The University of Queensland (AUSTRALIA)
The use of satellite data or airborne data has been used in agriculture for many years primarily as a useful way of collecting spatial variability data covering many hundreds of hectares at one time in order to use the knowledge so gained to manage crops, livestock and water more efficiently. The ultimate goal of such data collection being to provide a greater profitability to the users of the data. Unfortunately the cost of acquisition and processing of this type of remotely sensed data has proven prohibitive to most agricultural managers who have also had the difficulty of finding staff who are adequately trained in processing and using the data.

There are two issues here:
(i) the data collected – its cost (generally from private or government agencies), it’s revisit frequency (how often the satellite, plane etc returns to the same spot on the earth), its resolution (and thus its usefulness); its dependence on cloud/haze free atmosphere (for quality imagery) plus the necessary computing processing grunt required to deal with it; and
(ii) the lack of skilled personnel in the agricultural sector who can effectively make use of the data for increasing profitability on farm.

In terms of the data collected – in the last 5 years much satellite data can now be obtained free through NASA or various National government spatial databases, but there still remains the issue of resolution and useful (for agriculture) revisit frequency.
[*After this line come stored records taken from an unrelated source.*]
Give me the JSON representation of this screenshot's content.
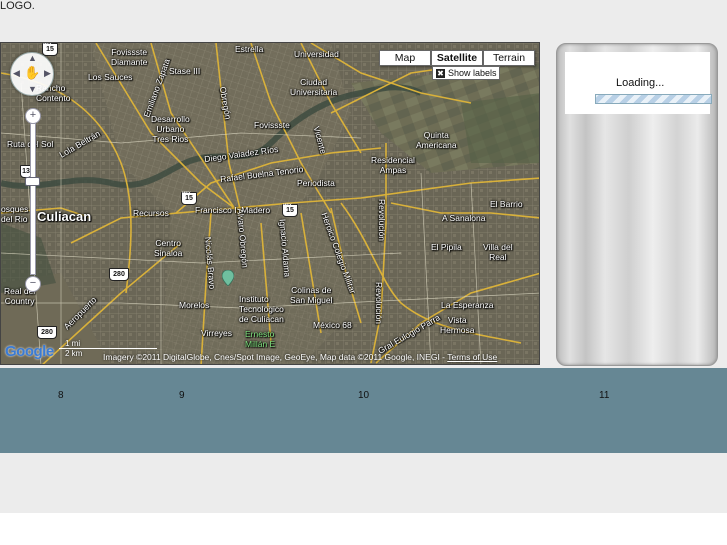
{
  "header": {
    "logo_text": "LOGO."
  },
  "map": {
    "map_types": [
      {
        "label": "Map",
        "selected": false
      },
      {
        "label": "Satellite",
        "selected": true
      },
      {
        "label": "Terrain",
        "selected": false
      }
    ],
    "show_labels": {
      "label": "Show labels",
      "checked": true
    },
    "zoom": {
      "in": "+",
      "out": "−"
    },
    "brand": "Google",
    "scale": {
      "top": "1 mi",
      "bottom": "2 km"
    },
    "attribution": "Imagery ©2011 DigitalGlobe, Cnes/Spot Image, GeoEye, Map data ©2011 Google, INEGI - ",
    "terms_link": "Terms of Use",
    "highway_shields": [
      "15",
      "15",
      "15",
      "280",
      "280",
      "13"
    ],
    "place_labels": {
      "fovissste_diamante": "Fovissste\nDiamante",
      "estrella": "Estrella",
      "universidad": "Universidad",
      "los_sauces": "Los Sauces",
      "stase": "Stase III",
      "ciudad_universitaria": "Ciudad\nUniversitaria",
      "rancho_contento": "Rancho\nContento",
      "desarrollo": "Desarrollo\nUrbano\nTres Rios",
      "fovissste": "Fovissste",
      "quinta_americana": "Quinta\nAmericana",
      "ruta_sol": "Ruta del Sol",
      "residencial_ampas": "Residencial\nAmpas",
      "periodista": "Periodista",
      "culiacan": "Culiacan",
      "recursos": "Recursos",
      "el_barrio": "El Barrio",
      "centro_sinaloa": "Centro\nSinaloa",
      "el_pipila": "El Pipila",
      "villa_del_real": "Villa del\nReal",
      "real_country": "Real del\nCountry",
      "morelos": "Morelos",
      "instituto": "Instituto\nTecnologico\nde Culiacan",
      "colinas": "Colinas de\nSan Miguel",
      "la_esperanza": "La Esperanza",
      "virreyes": "Virreyes",
      "mexico68": "México 68",
      "vista_hermosa": "Vista\nHermosa",
      "ernesto": "Ernesto\nMillán E",
      "bosques": "osques\ndel Rio",
      "cuellacan": "uliacan",
      "a_sanalona": "A Sanalona",
      "rafael": "Rafael Buelna Tenorio",
      "diego": "Diego Valadez Ríos",
      "francisco": "Francisco I. Madero",
      "los_belmar": "Lola Beltrán",
      "blvd_emiliano": "Emiliano Zapata",
      "aeropuerto": "Aeropuerto",
      "gral_eulogio": "Gral Eulogio Parra",
      "revolucion": "Revolución",
      "obregon": "Álvaro Obregón",
      "ignacio": "Ignacio Aldama",
      "heroico": "Heroico Colegio Militar",
      "nicolas": "Nicolás Bravo",
      "el_dorado": "Obregón",
      "vicente": "Vicente"
    }
  },
  "loading_panel": {
    "text": "Loading..."
  },
  "band": {
    "numbers": [
      "8",
      "9",
      "10",
      "11"
    ]
  }
}
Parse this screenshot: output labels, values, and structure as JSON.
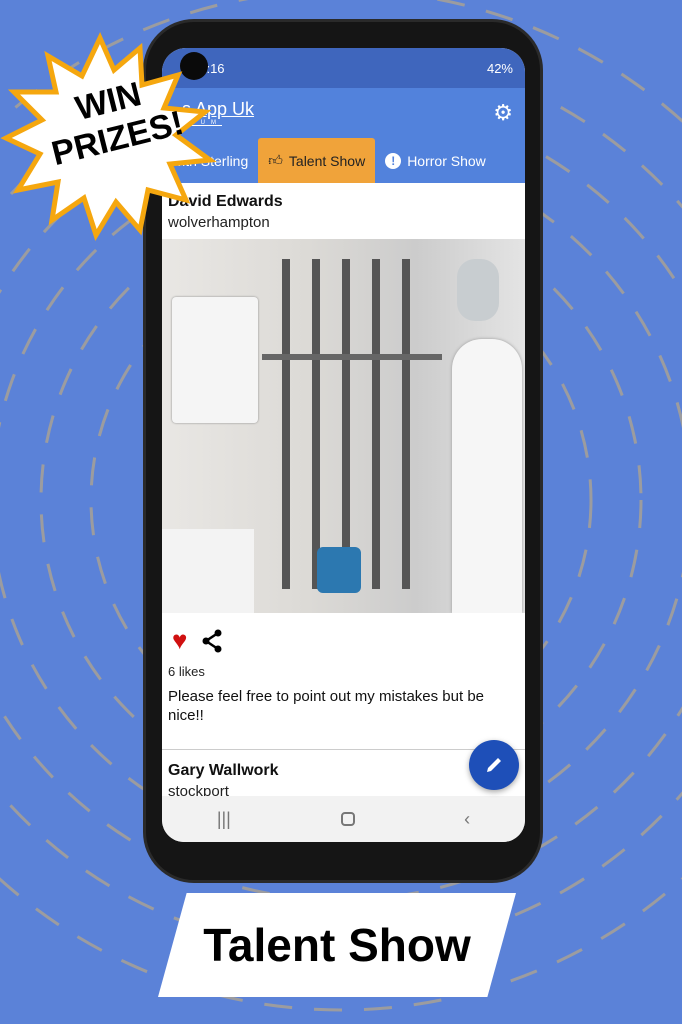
{
  "status_bar": {
    "time": "10:16",
    "battery": "42%"
  },
  "app": {
    "logo": "s App Uk",
    "logo_sub": "MIUM"
  },
  "tabs": [
    {
      "label": "with Sterling"
    },
    {
      "label": "Talent Show",
      "active": true
    },
    {
      "label": "Horror Show"
    }
  ],
  "posts": [
    {
      "name": "David Edwards",
      "location": "wolverhampton",
      "likes": "6 likes",
      "caption": "Please feel free to point out my mistakes but be nice!!",
      "liked": true
    },
    {
      "name": "Gary Wallwork",
      "location": "stockport"
    }
  ],
  "promo": {
    "burst": "WIN PRIZES!",
    "banner": "Talent Show"
  },
  "colors": {
    "background": "#5b82d8",
    "appbar": "#5282dc",
    "active_tab": "#f0a33a",
    "fab": "#1e4fb8",
    "heart": "#d01010"
  }
}
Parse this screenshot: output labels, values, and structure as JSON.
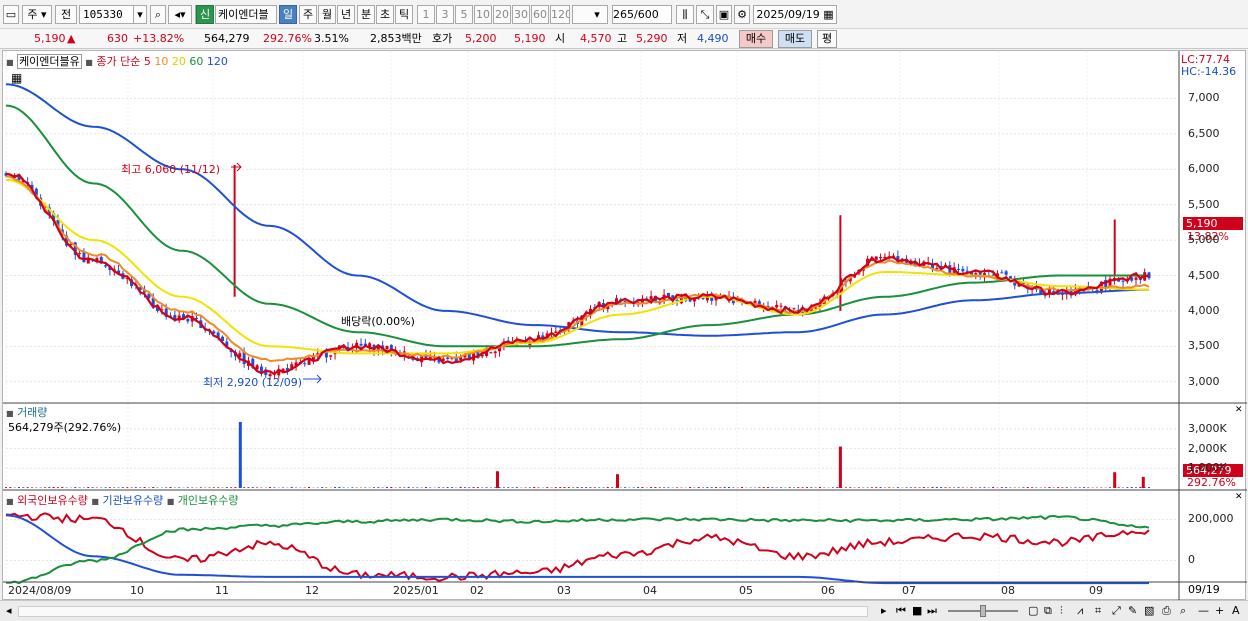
{
  "toolbar": {
    "period_label": "주",
    "prev_label": "전",
    "code": "105330",
    "new_badge": "신",
    "stock_name": "케이엔더블",
    "units": [
      "일",
      "주",
      "월",
      "년",
      "분",
      "초",
      "틱"
    ],
    "active_unit": "일",
    "minute_options": [
      "1",
      "3",
      "5",
      "10",
      "20",
      "30",
      "60",
      "120"
    ],
    "count": "265",
    "count_total": "/600",
    "date": "2025/09/19"
  },
  "pricebar": {
    "price": "5,190",
    "change": "630",
    "change_pct": "+13.82%",
    "volume": "564,279",
    "volume_ratio": "292.76%",
    "turnover": "3.51%",
    "amount": "2,853백만",
    "hoga_label": "호가",
    "hoga_ask": "5,200",
    "hoga_bid": "5,190",
    "open_label": "시",
    "open": "4,570",
    "high_label": "고",
    "high": "5,290",
    "low_label": "저",
    "low": "4,490",
    "buy_button": "매수",
    "sell_button": "매도",
    "avg_button": "평"
  },
  "price_panel": {
    "stock_label": "케이엔더블유",
    "ma_title": "종가 단순",
    "ma_periods": [
      "5",
      "10",
      "20",
      "60",
      "120"
    ],
    "ma_colors": [
      "#d0021b",
      "#f08a24",
      "#f2e200",
      "#1a8f3c",
      "#1f4fd6"
    ],
    "lc_label": "LC:77.74",
    "hc_label": "HC:-14.36",
    "high_annot": "최고 6,060 (11/12)",
    "low_annot": "최저 2,920 (12/09)",
    "dividend_annot": "배당락(0.00%)",
    "last_price_tag": "5,190",
    "last_pct_tag": "13.82%"
  },
  "volume_panel": {
    "title": "거래량",
    "value": "564,279주(292.76%)",
    "ticks": [
      "3,000K",
      "2,000K",
      "1,000K"
    ],
    "last_tag": "564,279",
    "last_pct_tag": "292.76%"
  },
  "holding_panel": {
    "foreign_label": "외국인보유수량",
    "inst_label": "기관보유수량",
    "retail_label": "개인보유수량",
    "ticks": [
      "200,000",
      "0"
    ]
  },
  "x_axis": {
    "labels": [
      "2024/08/09",
      "10",
      "11",
      "12",
      "2025/01",
      "02",
      "03",
      "04",
      "05",
      "06",
      "07",
      "08",
      "09"
    ],
    "last_label": "09/19"
  },
  "chart_data": [
    {
      "type": "line",
      "title": "케이엔더블유",
      "x": [
        "2024/08/09",
        "2024/10",
        "2024/11",
        "2024/12",
        "2025/01",
        "2025/02",
        "2025/03",
        "2025/04",
        "2025/05",
        "2025/06",
        "2025/07",
        "2025/08",
        "2025/09",
        "2025/09/19"
      ],
      "ylim": [
        2700,
        7500
      ],
      "y_ticks": [
        3000,
        3500,
        4000,
        4500,
        5000,
        5500,
        6000,
        6500,
        7000
      ],
      "series": [
        {
          "name": "5",
          "values": [
            5950,
            4700,
            3900,
            3150,
            3500,
            3300,
            3600,
            4150,
            4200,
            4000,
            4750,
            4550,
            4250,
            4500
          ]
        },
        {
          "name": "10",
          "values": [
            5900,
            4800,
            4000,
            3300,
            3450,
            3350,
            3580,
            4100,
            4220,
            3980,
            4700,
            4500,
            4300,
            4350
          ]
        },
        {
          "name": "20",
          "values": [
            5850,
            5000,
            4200,
            3500,
            3400,
            3400,
            3550,
            3950,
            4200,
            3950,
            4550,
            4500,
            4350,
            4300
          ]
        },
        {
          "name": "60",
          "values": [
            6900,
            5800,
            4850,
            4100,
            3700,
            3500,
            3500,
            3600,
            3800,
            3950,
            4200,
            4400,
            4500,
            4500
          ]
        },
        {
          "name": "120",
          "values": [
            7200,
            6600,
            6000,
            5200,
            4500,
            4000,
            3800,
            3700,
            3650,
            3700,
            3950,
            4150,
            4250,
            4300
          ]
        }
      ]
    },
    {
      "type": "bar",
      "title": "거래량",
      "ylim": [
        0,
        3500
      ],
      "y_ticks": [
        1000,
        2000,
        3000
      ],
      "spikes_k": [
        [
          "2024/11/12",
          3350
        ],
        [
          "2025/02",
          850
        ],
        [
          "2025/06",
          2100
        ],
        [
          "2025/09/19",
          564
        ]
      ]
    },
    {
      "type": "line",
      "title": "보유수량",
      "ylim": [
        -100000,
        280000
      ],
      "y_ticks": [
        0,
        200000
      ],
      "series": [
        {
          "name": "외국인보유수량",
          "values": [
            220000,
            200000,
            0,
            80000,
            -70000,
            -80000,
            -60000,
            30000,
            110000,
            20000,
            90000,
            120000,
            90000,
            150000
          ]
        },
        {
          "name": "기관보유수량",
          "values": [
            220000,
            20000,
            -70000,
            -80000,
            -80000,
            -80000,
            -80000,
            -80000,
            -80000,
            -80000,
            -110000,
            -110000,
            -110000,
            -110000
          ]
        },
        {
          "name": "개인보유수량",
          "values": [
            -110000,
            0,
            150000,
            170000,
            190000,
            200000,
            190000,
            200000,
            200000,
            195000,
            195000,
            200000,
            210000,
            160000
          ]
        }
      ]
    }
  ]
}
During the same time frame however, there has been an exponential growth in the miniaturisation of electronic equipment that has driven the development and use of small drones. These drones have primarily been either multi-rotor or fixed wing flying with appropriate sensors payloads in order to obtain low cost imagery at useful revisit frequencies. Such data can then be used quite easily with readily available software on the equivalently increased computing hardware now available at everyone’s fingertips. However, in terms of availability of skilled personnel – this still lags behind as many agricultural programs are not incorporating remote sensing and associated spatial variability analysis into their curricula.

This paper will describe how with the setup of an Agricultural Remote Sensing Lab at The University of Queensland (UQ) in late 2014, driven by new undergraduate course developments in Precision Agriculture and the role of specifically designed drones with miniature sensors capable of recording agriculturally useful remotely sensed data, has proved successful in stimulating interest and engagement in both traditional agriculture / agribusiness students as well as non-traditional (Engineering and Science) students, to engage with these technologies and techniques.

Four ‘Design & Build’ projects will be described in the paper and the role they have played both for the industry partners and the students involved. These projects will include the ‘BeneficalBugDrone’, the ‘NetDrone’, the “UQMiniAgDrone’ and the ‘RFIDDrone’. Challenges both to the organisation in undertaking such developments and to the students in addressing subject matter outside of their core agricultural interest (for example, understanding the physics of light is a key component of understanding how remotely sensed data can be used for agriculture purposes, as is the need to understand some aspects of avionics and electrical engineering in order to know how to design and build a drone), will be discussed.